That’s when the TeamMates Mentoring Program stepped in.
“My first impression of my mentor in elementary school was very thrilling,” he explained. “I was excited to receive a mentor and to learn from him.”
TeamMates mentees range in grades 3-12 and are nominated
into the program either through a parent, school staff member or
self-nomination. 34% of TeamMates mentees are self-nominated.
As Doran looks back on his relationship with his mentor, he
remembers developing life skills like building a work ethic, financial goals,
and communicating with others.
“I believe it’s important for students to look into the
TeamMates Mentoring Program because it gives you opportunities to catch up with
students who may be ahead of you in the race for success,” he said.
TeamMates also helped pay his way to college. In 2017, Doran
was awarded the Fort Hays State University TeamMates Scholarship. This award
varies based on need and ranges from $4,000 to $14,000 over four years to Fort
Hays State University in Hays, Kansas.
One of the requirements of this scholarship is to have a
TeamMates+ mentor while in college. Those matches meet once a month on campus
rather than once a week. Some mentees are able to continue with their mentor
from high school, but some opt for one on a more local level.
“I enjoy talking to my new mentor,” Doran said. “She is very
helpful and helping me through different issues and other normal activities on
The Fort Hays State junior is studying Social Work with a
Certificate in Leadership Studies.
“This major allows me to work with student in different ways
through Foster Care, the Welfare System, and will allow me to maybe bring
change to the social work system here in the United States or in Kansas and
Nebraska,” Doran explained.
Doran said his time in TeamMates as well as other personal
factors helped influence his decision to work with students in the Foster Care
and Welfare System. Though not all TeamMates mentees have that background,
Doran said any child can benefit from a mentor.
“You can be a very influential person in a young person’s life,” he said. “You can keep them from being bullied or hurt at school by providing them with a friend who they can talk to about their problems.”

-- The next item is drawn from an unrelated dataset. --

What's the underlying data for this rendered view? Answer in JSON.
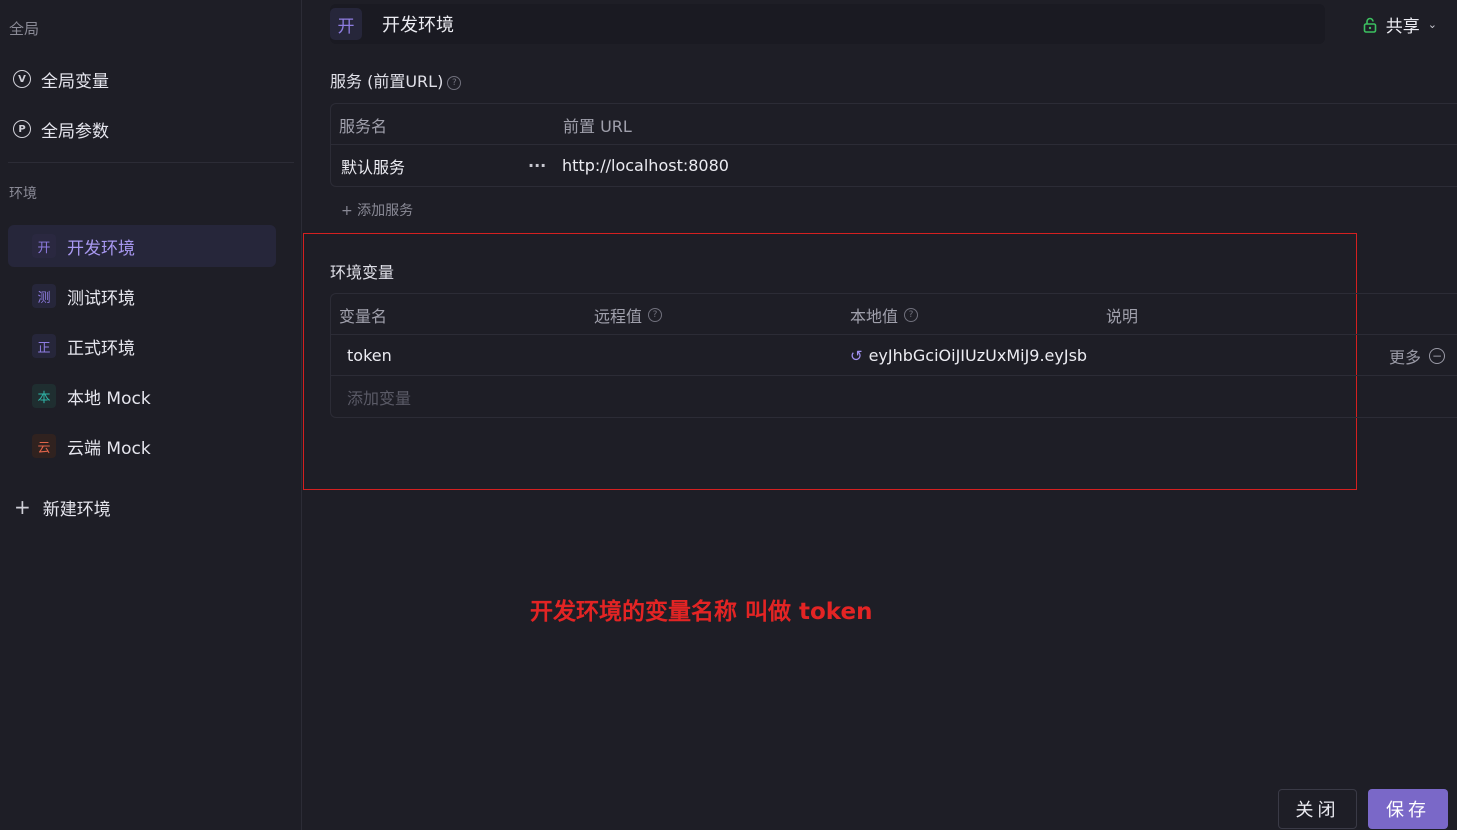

TeamMates scholarship applications are now open. To learn more click here.